Edward Ubiera, Room 203
Edward Ubiera is a Brooklyn-based artist and designer working in a variety of mediums, including illustration, block-printing, screen-printing, hand-drawn type and watercolors. Edward has formal training from FIT and presently works full-time as a senior designer in fashion marketing. His freelance career includes design projects such as Bonaroo Music Festival and Galactic album covers. Outside of his commercial career, his work reflects his interest in hand-crafted art. Recent accomplishments include 60 illustrations displayed in a group show at the Frost Gallery in Brooklyn. When not working, Ed can be found skateboarding, collaborating on ‘zines, discovering underground comics, business collaborations with his fiancé, walking his rescue pit bull or eating tacos, all in his beloved borough of Brooklyn. To learn more about the artist, please visit www.edwardubiera.com or www.chickensandrobots.com
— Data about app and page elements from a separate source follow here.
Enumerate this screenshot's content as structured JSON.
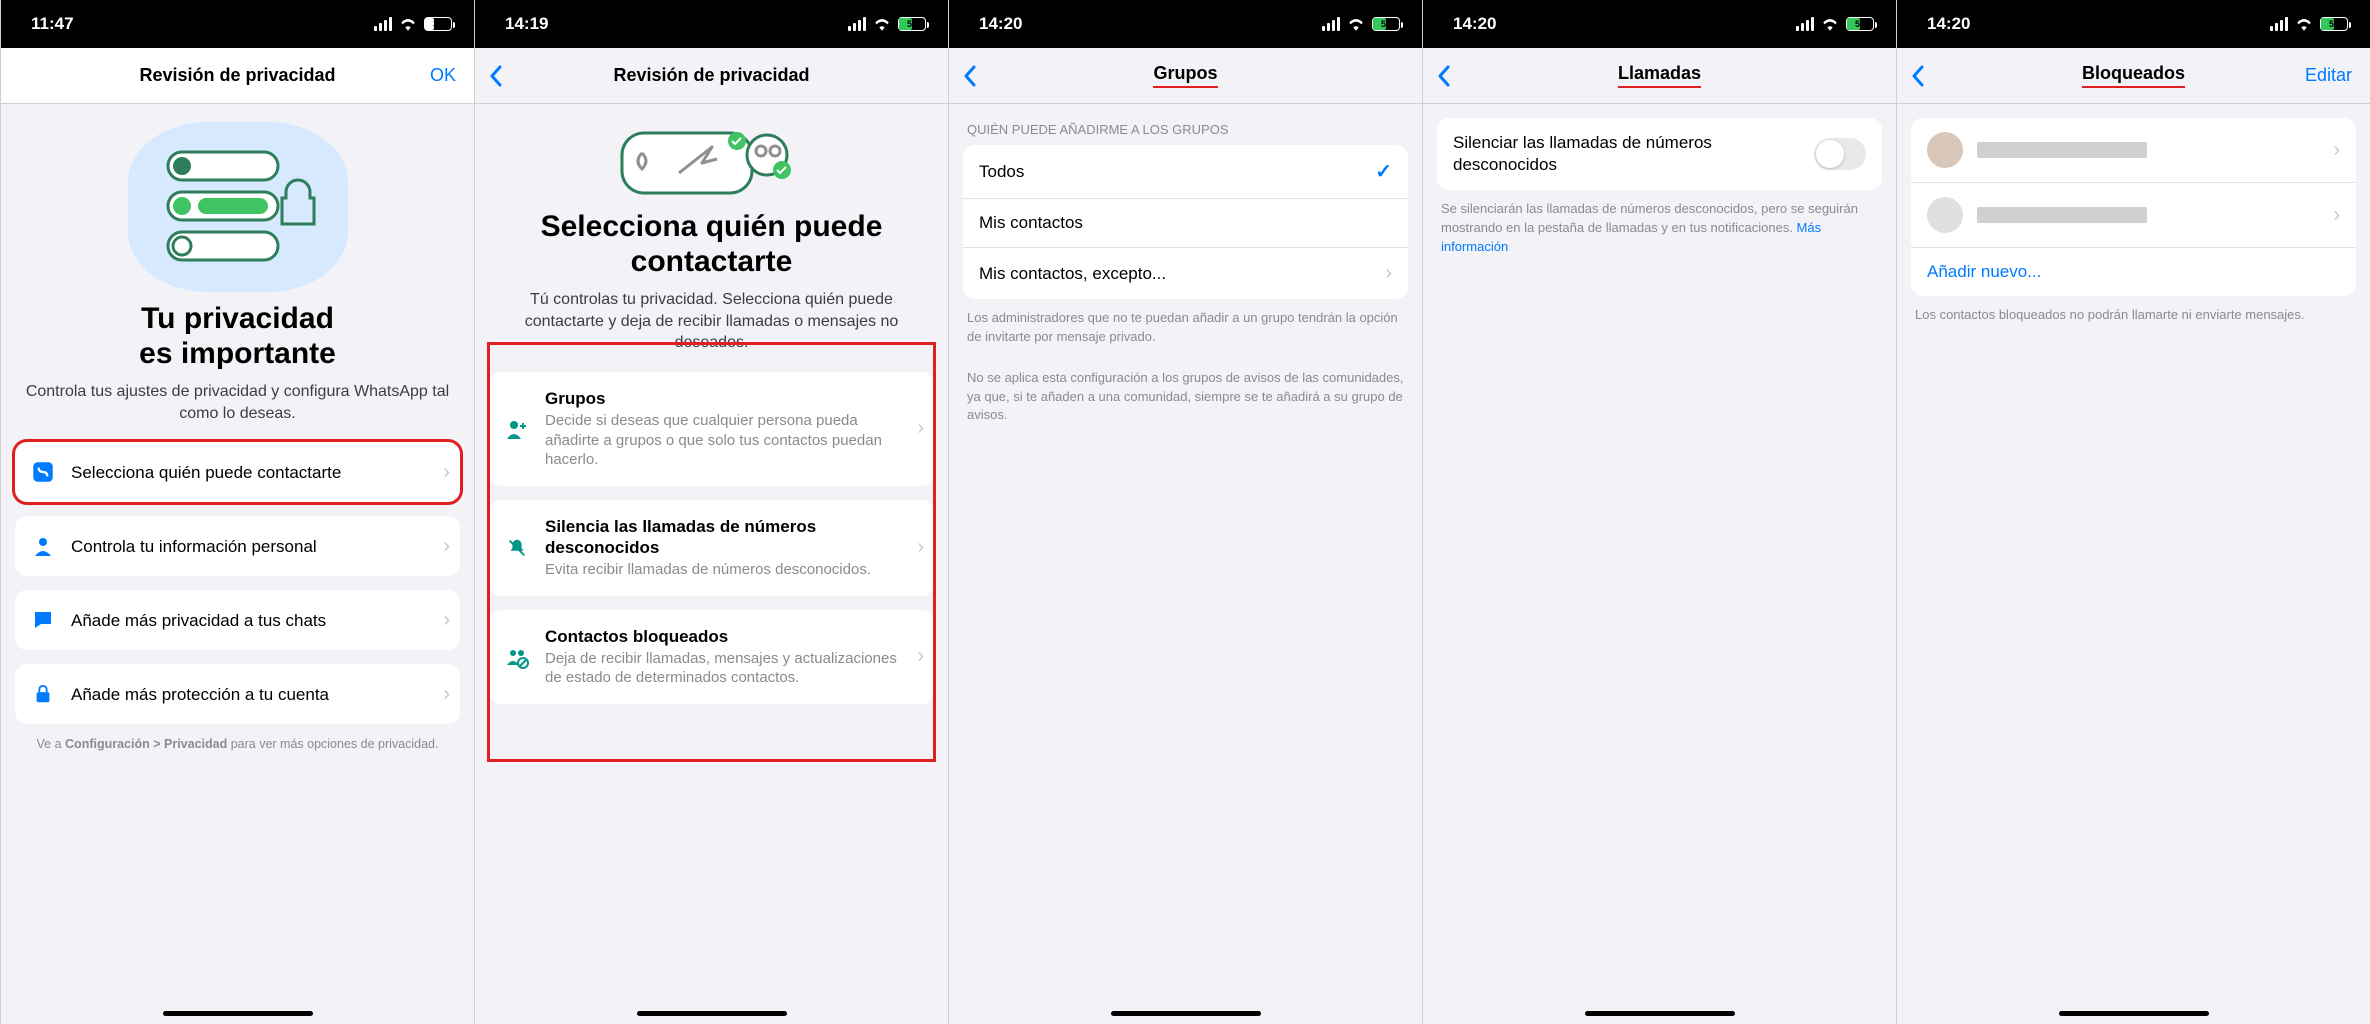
{
  "colors": {
    "accent": "#007aff",
    "highlight": "#e02020",
    "green": "#34c759"
  },
  "pane1": {
    "status_time": "11:47",
    "battery_pct": "35",
    "nav_title": "Revisión de privacidad",
    "nav_right": "OK",
    "title": "Tu privacidad\nes importante",
    "subtitle": "Controla tus ajustes de privacidad y configura WhatsApp tal como lo deseas.",
    "cards": [
      {
        "icon": "phone-contact-icon",
        "title": "Selecciona quién puede contactarte",
        "highlight": true
      },
      {
        "icon": "person-icon",
        "title": "Controla tu información personal"
      },
      {
        "icon": "chat-bubble-icon",
        "title": "Añade más privacidad a tus chats"
      },
      {
        "icon": "lock-icon",
        "title": "Añade más protección a tu cuenta"
      }
    ],
    "footnote_prefix": "Ve a ",
    "footnote_bold": "Configuración > Privacidad",
    "footnote_suffix": " para ver más opciones de privacidad."
  },
  "pane2": {
    "status_time": "14:19",
    "battery_pct": "50",
    "nav_title": "Revisión de privacidad",
    "title": "Selecciona quién puede contactarte",
    "subtitle": "Tú controlas tu privacidad. Selecciona quién puede contactarte y deja de recibir llamadas o mensajes no deseados.",
    "cards": [
      {
        "icon": "group-add-icon",
        "title": "Grupos",
        "desc": "Decide si deseas que cualquier persona pueda añadirte a grupos o que solo tus contactos puedan hacerlo."
      },
      {
        "icon": "mute-bell-icon",
        "title": "Silencia las llamadas de números desconocidos",
        "desc": "Evita recibir llamadas de números desconocidos."
      },
      {
        "icon": "blocked-contacts-icon",
        "title": "Contactos bloqueados",
        "desc": "Deja de recibir llamadas, mensajes y actualizaciones de estado de determinados contactos."
      }
    ]
  },
  "pane3": {
    "status_time": "14:20",
    "battery_pct": "51",
    "nav_title": "Grupos",
    "section_header": "QUIÉN PUEDE AÑADIRME A LOS GRUPOS",
    "options": [
      {
        "label": "Todos",
        "selected": true
      },
      {
        "label": "Mis contactos",
        "selected": false
      },
      {
        "label": "Mis contactos, excepto...",
        "selected": false,
        "chevron": true
      }
    ],
    "footer1": "Los administradores que no te puedan añadir a un grupo tendrán la opción de invitarte por mensaje privado.",
    "footer2": "No se aplica esta configuración a los grupos de avisos de las comunidades, ya que, si te añaden a una comunidad, siempre se te añadirá a su grupo de avisos."
  },
  "pane4": {
    "status_time": "14:20",
    "battery_pct": "51",
    "nav_title": "Llamadas",
    "toggle_label": "Silenciar las llamadas de números desconocidos",
    "toggle_on": false,
    "footer": "Se silenciarán las llamadas de números desconocidos, pero se seguirán mostrando en la pestaña de llamadas y en tus notificaciones. ",
    "footer_link": "Más información"
  },
  "pane5": {
    "status_time": "14:20",
    "battery_pct": "51",
    "nav_title": "Bloqueados",
    "nav_right": "Editar",
    "rows": [
      {
        "avatar": "#d8c7b8"
      },
      {
        "avatar": "#e0e0e0"
      }
    ],
    "add_new": "Añadir nuevo...",
    "footer": "Los contactos bloqueados no podrán llamarte ni enviarte mensajes."
  }
}
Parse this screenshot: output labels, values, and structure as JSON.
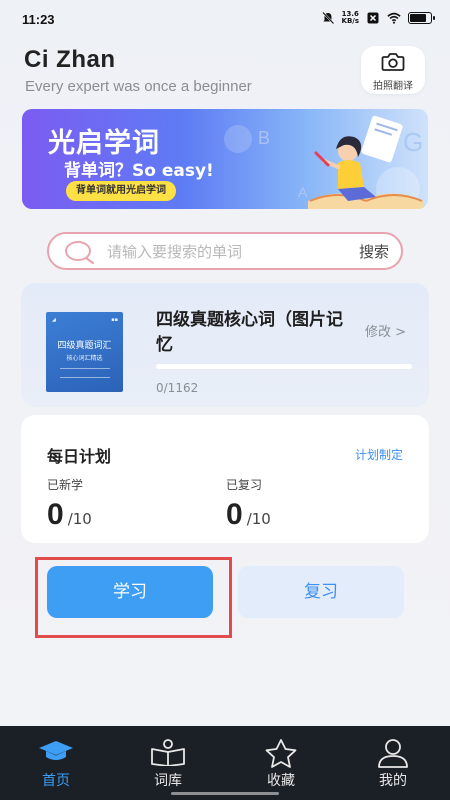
{
  "status_bar": {
    "time": "11:23",
    "net_speed_value": "13.6",
    "net_speed_unit": "KB/s",
    "icons": [
      "mute-icon",
      "close-box-icon",
      "wifi-icon",
      "battery-icon"
    ],
    "battery_level": 0.8
  },
  "header": {
    "title": "Ci Zhan",
    "subtitle": "Every expert was once a beginner",
    "photo_translate_label": "拍照翻译",
    "photo_translate_icon": "camera-icon"
  },
  "banner": {
    "title": "光启学词",
    "slogan": "背单词？So easy!",
    "tag": "背单词就用光启学词"
  },
  "search": {
    "placeholder": "请输入要搜索的单词",
    "button_label": "搜索"
  },
  "book": {
    "title": "四级真题核心词（图片记忆",
    "modify_label": "修改 >",
    "progress_text": "0/1162",
    "progress_fraction": 0,
    "cover_title": "四级真题词汇",
    "cover_subtitle": "核心词汇精选"
  },
  "plan": {
    "title": "每日计划",
    "set_label": "计划制定",
    "learned_label": "已新学",
    "learned_value": "0",
    "learned_total": "/10",
    "reviewed_label": "已复习",
    "reviewed_value": "0",
    "reviewed_total": "/10"
  },
  "actions": {
    "learn_label": "学习",
    "review_label": "复习"
  },
  "nav": {
    "items": [
      {
        "label": "首页",
        "icon": "graduation-cap-icon",
        "active": true
      },
      {
        "label": "词库",
        "icon": "book-reader-icon",
        "active": false
      },
      {
        "label": "收藏",
        "icon": "star-icon",
        "active": false
      },
      {
        "label": "我的",
        "icon": "user-icon",
        "active": false
      }
    ]
  },
  "colors": {
    "accent": "#3d9ef4",
    "highlight_border": "#e14b4b",
    "search_border": "#e8a4ae",
    "nav_background": "#1b1f26"
  }
}
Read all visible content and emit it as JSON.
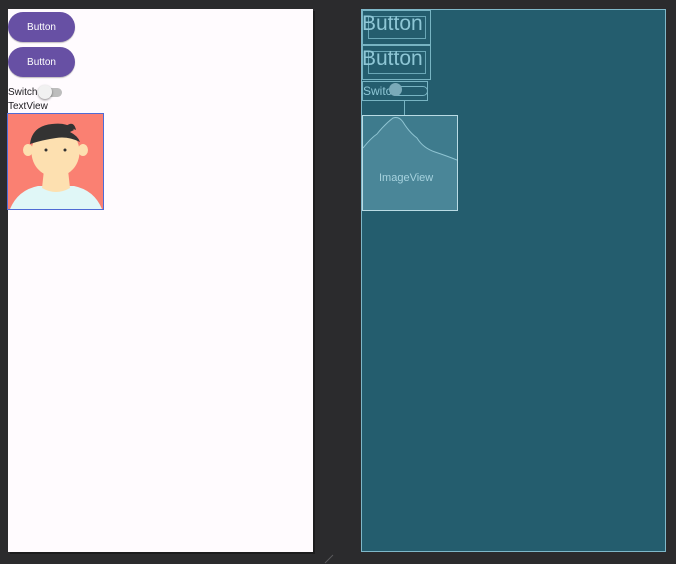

Dirty Bandits, Room 401
Like all work from Dirty Bandits, the pieces in this room focus on word play and stylized, hand drawn type. Dirty Bandits is a small design shop in Brooklyn run by Annica Lydenberg, a lettering artist, designer and illustrator with a deep obsession with type. Annica creates typography that is hand drawn, not using fonts, pulling stylistic influence from an ever growing photographic library of found type. Works are executed with screen printing, painting and pen and ink. www.dirtybandits.com
Sophia Dawson, Room 402
Sophia Dawson is a talented and self-motivated African American woman. She is a Brooklyn based artist who discovered her gift while painting a portrait of her father as she studied at Fiorello H. LaGuardia High School for Music, Art and Performing Arts. At that very young age of sixteen, she witnessed that her work moved and touched people from all walks of life. She has done group exhibitions in both New York and Los Angeles as well a solo exhibition entitled “WET PAINT” in February 2009 in New York City. Her art has been featured in the Brooklyn Museum as well as published in Say it Loud magazine. Through her art, she aims to raise awareness on the struggles of oppressed people throughout history and works towards starting an art program that will create an atmosphere where minority youth can address, through art, the issues they face in society. www.ilovewetpaint.com